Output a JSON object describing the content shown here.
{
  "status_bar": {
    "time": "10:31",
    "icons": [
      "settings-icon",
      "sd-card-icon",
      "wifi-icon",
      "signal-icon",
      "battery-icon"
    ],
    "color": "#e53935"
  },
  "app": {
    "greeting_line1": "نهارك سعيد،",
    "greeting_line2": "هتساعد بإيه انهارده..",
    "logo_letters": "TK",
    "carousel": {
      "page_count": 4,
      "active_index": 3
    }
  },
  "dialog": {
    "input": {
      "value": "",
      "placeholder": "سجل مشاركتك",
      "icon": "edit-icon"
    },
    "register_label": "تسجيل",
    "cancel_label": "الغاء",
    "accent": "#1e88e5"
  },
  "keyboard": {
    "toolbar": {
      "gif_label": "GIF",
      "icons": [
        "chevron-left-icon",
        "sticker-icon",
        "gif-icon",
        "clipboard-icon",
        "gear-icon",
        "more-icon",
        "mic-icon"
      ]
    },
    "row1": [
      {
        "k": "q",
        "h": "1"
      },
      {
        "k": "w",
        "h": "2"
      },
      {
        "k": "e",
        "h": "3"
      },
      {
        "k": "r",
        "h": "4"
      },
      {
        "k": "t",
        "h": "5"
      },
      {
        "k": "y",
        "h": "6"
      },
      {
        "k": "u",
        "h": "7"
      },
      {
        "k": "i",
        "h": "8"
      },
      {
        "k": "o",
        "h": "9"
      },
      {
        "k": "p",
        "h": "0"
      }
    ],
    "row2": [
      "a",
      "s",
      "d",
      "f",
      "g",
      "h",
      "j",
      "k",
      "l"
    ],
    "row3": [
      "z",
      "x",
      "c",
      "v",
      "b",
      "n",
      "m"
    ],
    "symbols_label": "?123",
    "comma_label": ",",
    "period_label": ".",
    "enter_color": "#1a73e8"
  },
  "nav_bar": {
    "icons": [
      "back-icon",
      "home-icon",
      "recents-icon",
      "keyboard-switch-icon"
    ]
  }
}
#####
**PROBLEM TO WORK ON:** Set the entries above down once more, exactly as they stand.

**EXERCISE SOLUTION:**
Output a JSON object describing the content shown here.
{
  "status_bar": {
    "time": "10:31",
    "icons": [
      "settings-icon",
      "sd-card-icon",
      "wifi-icon",
      "signal-icon",
      "battery-icon"
    ],
    "color": "#e53935"
  },
  "app": {
    "greeting_line1": "نهارك سعيد،",
    "greeting_line2": "هتساعد بإيه انهارده..",
    "logo_letters": "TK",
    "carousel": {
      "page_count": 4,
      "active_index": 3
    }
  },
  "dialog": {
    "input": {
      "value": "",
      "placeholder": "سجل مشاركتك",
      "icon": "edit-icon"
    },
    "register_label": "تسجيل",
    "cancel_label": "الغاء",
    "accent": "#1e88e5"
  },
  "keyboard": {
    "toolbar": {
      "gif_label": "GIF",
      "icons": [
        "chevron-left-icon",
        "sticker-icon",
        "gif-icon",
        "clipboard-icon",
        "gear-icon",
        "more-icon",
        "mic-icon"
      ]
    },
    "row1": [
      {
        "k": "q",
        "h": "1"
      },
      {
        "k": "w",
        "h": "2"
      },
      {
        "k": "e",
        "h": "3"
      },
      {
        "k": "r",
        "h": "4"
      },
      {
        "k": "t",
        "h": "5"
      },
      {
        "k": "y",
        "h": "6"
      },
      {
        "k": "u",
        "h": "7"
      },
      {
        "k": "i",
        "h": "8"
      },
      {
        "k": "o",
        "h": "9"
      },
      {
        "k": "p",
        "h": "0"
      }
    ],
    "row2": [
      "a",
      "s",
      "d",
      "f",
      "g",
      "h",
      "j",
      "k",
      "l"
    ],
    "row3": [
      "z",
      "x",
      "c",
      "v",
      "b",
      "n",
      "m"
    ],
    "symbols_label": "?123",
    "comma_label": ",",
    "period_label": ".",
    "enter_color": "#1a73e8"
  },
  "nav_bar": {
    "icons": [
      "back-icon",
      "home-icon",
      "recents-icon",
      "keyboard-switch-icon"
    ]
  }
}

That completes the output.